The company also prides itself in its ability to meet the needs of just about any customer when it comes to custom boxes, storm drains and wet wells, thanks to longtime partnerships with companies like Western Forms and ConSeal.
“Cookie cutter things, anybody can do,” Layton said. “Western Forms has helped us a lot with our versatility, and ConSeal we’ve known about for ages because we’ve used them since the day we poured our first tank. With these custom projects we can hardly keep up, which is a good place to be.”
A Good Knight
There’s no shortage of stories when it comes to Bud and the company’s past. Stories like how he couldn’t sleep at night after he had to make payments on his first backhoe or how he used to keep everyone’s hours in his shirt pocket are told with admiration. That’s because everyone at the company has a deep-seated respect for him and the way he built the company from scratch with dependability, quality and dedication always coming first.
“His heart’s as big as Texas and he’d do anything for anyone,” Layton said. “When he tells you something, you can bank on it. Knight’s Precast has been successful because if we say we’re going to do something, we’ll make it happen. That’s what people remember.”
When he looks back, Bud can hardly fathom how fast the time has gone, but he’s happy with how everything has turned out.
“What’s kept Knight’s going is a lot of hard work, seven days a week, 24 hours a day and having my kids working here,” he said. “I guess that’s why we are where we are today. We’ve got some good guys that do good and we try to do good by them. We’ve grown to be like a family, and I wouldn’t trade it for anything.”
The Boeing Lift
After the bottom of the economy dropped out, Knight’s Companies pushed through two hard years that tested the resolve of the entire team. Pouring dropped from a peak of 100 yds a day in 2007 down to 10 in 2009, and that led to a reduction in the work force.
“For Mr. Knight, one of the hardest things we ever had to do was to let people go when things went south,” said construction manager Chuck Layton. “Nobody has taken a pay cut like Mr. Knight – he’s all in. He’s liquidated assets and he’s sacrificed to keep people employed through the down times.”
Bud Knight echoed those thoughts. “Letting people go hurt my heart,” he said. “It’s not so bad to let a sorry person go, but it’s hard to let a good, dedicated person go. It’s what it had to be, and fortunately we’ve been able to hire back some of those people.”
As things began to improve in 2010, the company received exactly the lift it needed when Boeing Co. came to the area. Its big presence brought big-time needs, and although Knight’s had never poured anything of the magnitude Boeing needed, the team found a way to make it work.

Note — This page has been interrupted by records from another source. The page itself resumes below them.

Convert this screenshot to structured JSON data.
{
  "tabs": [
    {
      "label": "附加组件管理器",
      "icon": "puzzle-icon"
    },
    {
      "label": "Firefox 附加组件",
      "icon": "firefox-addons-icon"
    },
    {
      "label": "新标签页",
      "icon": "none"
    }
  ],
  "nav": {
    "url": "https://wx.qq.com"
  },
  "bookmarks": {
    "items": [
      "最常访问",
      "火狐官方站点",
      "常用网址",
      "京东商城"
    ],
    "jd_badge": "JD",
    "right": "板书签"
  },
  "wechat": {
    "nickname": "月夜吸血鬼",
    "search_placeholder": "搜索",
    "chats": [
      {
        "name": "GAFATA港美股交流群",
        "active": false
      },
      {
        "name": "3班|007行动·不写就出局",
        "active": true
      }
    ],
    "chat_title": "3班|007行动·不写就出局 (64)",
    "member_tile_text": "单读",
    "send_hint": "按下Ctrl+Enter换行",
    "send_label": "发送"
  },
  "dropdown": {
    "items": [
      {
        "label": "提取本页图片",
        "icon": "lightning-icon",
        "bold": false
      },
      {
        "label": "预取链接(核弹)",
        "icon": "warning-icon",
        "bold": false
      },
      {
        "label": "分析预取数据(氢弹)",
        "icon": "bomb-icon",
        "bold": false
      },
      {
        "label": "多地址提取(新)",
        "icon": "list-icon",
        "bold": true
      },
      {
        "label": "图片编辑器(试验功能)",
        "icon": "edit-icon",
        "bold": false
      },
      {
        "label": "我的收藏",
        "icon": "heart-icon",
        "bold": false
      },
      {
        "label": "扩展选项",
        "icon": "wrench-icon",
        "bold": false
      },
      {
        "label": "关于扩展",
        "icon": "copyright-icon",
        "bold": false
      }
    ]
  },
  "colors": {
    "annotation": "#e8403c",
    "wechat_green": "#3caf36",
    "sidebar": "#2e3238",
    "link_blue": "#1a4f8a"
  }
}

With little time to plan, Knight’s Precast was pouring mega structures of 80 tons that could accommodate 108-in.-diameter pipe. The original specs had called for poured-in-place, but the pace of the job and the stringent safety regulations wouldn’t allow it. Using precast not only met those requirements but also saved Boeing on cost.
With the biggest gantry crane on site able to lift only 50 tons, Knight’s found a partner to do tandem picks and remained innovative throughout the job to stay at a competitive price. The job went about three or four months right through the hottest months of 2010, but the end result was truly impressive and earned Knight’s more jobs with Boeing down the road.
“We’ve got a lot of great employees from management down who allow us to make these projects work,” Pete Knight said. “It’s more so a family than a company. It’s not about one, it’s about a team. We try to instill the team atmosphere out of the gate, which has played a great deal into the success we have today.”
Kirk Stelsel is NPCA’s assistant director of Communication and associate editor of Precast Inc. magazine.